## PROMPT
Find the word "icon" in the records and copy every line where it occurs.

DATA SHOWN section start

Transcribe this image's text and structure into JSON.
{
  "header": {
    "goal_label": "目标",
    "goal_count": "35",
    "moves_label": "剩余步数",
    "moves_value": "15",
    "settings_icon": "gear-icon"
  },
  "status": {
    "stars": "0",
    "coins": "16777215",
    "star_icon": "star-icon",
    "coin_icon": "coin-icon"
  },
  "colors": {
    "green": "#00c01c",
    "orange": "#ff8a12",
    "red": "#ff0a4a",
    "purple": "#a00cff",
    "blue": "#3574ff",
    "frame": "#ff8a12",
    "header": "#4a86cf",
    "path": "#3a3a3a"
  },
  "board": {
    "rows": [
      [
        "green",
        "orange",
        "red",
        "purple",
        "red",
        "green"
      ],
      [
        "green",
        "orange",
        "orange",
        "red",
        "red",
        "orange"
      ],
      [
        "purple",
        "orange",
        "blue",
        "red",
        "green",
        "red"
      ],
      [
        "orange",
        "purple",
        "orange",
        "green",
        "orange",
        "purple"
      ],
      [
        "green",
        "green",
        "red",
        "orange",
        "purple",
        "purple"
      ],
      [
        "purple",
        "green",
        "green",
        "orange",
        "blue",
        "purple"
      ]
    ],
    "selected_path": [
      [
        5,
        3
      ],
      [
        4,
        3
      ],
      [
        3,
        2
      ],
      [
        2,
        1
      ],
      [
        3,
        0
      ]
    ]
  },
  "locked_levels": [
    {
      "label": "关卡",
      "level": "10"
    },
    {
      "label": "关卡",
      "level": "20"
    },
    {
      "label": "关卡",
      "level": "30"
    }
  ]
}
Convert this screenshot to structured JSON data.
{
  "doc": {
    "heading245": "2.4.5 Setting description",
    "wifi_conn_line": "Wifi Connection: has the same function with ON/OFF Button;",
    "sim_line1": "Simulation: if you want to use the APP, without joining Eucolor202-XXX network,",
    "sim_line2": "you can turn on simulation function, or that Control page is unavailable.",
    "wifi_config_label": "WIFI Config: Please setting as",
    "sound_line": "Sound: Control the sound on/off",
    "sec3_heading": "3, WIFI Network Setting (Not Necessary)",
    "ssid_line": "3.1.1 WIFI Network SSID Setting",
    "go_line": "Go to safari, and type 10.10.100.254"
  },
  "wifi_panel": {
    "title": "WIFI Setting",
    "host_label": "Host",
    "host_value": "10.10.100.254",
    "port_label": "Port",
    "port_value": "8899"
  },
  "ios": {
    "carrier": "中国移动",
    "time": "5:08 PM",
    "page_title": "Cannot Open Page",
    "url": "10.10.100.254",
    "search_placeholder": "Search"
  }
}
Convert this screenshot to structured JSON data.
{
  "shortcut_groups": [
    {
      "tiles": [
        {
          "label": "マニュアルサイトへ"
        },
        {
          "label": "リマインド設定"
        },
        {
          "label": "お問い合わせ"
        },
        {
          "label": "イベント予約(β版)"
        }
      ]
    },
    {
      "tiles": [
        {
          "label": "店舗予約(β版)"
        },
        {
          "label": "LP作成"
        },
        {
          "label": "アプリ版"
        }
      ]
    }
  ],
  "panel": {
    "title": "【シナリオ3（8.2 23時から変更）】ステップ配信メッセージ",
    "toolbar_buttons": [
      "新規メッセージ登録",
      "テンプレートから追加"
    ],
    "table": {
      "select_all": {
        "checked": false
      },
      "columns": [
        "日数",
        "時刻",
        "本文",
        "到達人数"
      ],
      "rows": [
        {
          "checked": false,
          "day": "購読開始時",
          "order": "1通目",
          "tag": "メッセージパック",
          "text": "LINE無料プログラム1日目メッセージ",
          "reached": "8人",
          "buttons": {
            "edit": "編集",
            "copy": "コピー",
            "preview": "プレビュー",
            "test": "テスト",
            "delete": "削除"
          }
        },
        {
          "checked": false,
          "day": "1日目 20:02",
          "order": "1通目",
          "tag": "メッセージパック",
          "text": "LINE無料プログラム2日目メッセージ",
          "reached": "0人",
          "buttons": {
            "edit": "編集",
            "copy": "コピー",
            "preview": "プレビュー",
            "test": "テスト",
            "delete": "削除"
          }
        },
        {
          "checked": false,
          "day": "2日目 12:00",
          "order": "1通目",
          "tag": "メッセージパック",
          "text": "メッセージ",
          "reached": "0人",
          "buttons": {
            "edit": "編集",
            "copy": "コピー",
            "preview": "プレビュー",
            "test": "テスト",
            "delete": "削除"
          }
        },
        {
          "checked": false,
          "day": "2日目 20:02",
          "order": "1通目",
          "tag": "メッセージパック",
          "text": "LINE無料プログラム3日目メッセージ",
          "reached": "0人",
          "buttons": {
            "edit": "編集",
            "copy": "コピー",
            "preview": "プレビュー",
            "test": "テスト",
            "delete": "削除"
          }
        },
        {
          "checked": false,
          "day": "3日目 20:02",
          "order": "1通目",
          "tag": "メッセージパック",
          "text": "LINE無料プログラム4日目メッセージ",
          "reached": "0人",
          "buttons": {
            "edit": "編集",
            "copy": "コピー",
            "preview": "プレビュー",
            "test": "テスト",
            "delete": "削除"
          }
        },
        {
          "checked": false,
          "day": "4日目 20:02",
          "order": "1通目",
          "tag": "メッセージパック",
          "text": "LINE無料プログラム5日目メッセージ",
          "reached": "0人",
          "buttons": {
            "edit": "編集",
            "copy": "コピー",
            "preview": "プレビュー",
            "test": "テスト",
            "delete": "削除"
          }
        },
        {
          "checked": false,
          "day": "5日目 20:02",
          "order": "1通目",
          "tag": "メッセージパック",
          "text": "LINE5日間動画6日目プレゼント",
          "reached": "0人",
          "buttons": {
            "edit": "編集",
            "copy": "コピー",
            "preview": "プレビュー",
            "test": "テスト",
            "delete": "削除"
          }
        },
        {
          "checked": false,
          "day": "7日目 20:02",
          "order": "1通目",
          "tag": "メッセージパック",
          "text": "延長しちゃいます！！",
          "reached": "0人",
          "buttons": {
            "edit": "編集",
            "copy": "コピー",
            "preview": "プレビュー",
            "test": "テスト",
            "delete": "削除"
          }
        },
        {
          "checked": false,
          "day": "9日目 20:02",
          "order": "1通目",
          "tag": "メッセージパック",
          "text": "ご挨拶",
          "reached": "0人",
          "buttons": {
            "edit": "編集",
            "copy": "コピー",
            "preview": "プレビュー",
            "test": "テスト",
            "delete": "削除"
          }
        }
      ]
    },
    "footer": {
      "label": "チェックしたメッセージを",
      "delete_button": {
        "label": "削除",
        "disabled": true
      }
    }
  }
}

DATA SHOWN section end

## ANSWER TO THIS EXERCISE
    "settings_icon": "gear-icon"
    "star_icon": "star-icon",
    "coin_icon": "coin-icon"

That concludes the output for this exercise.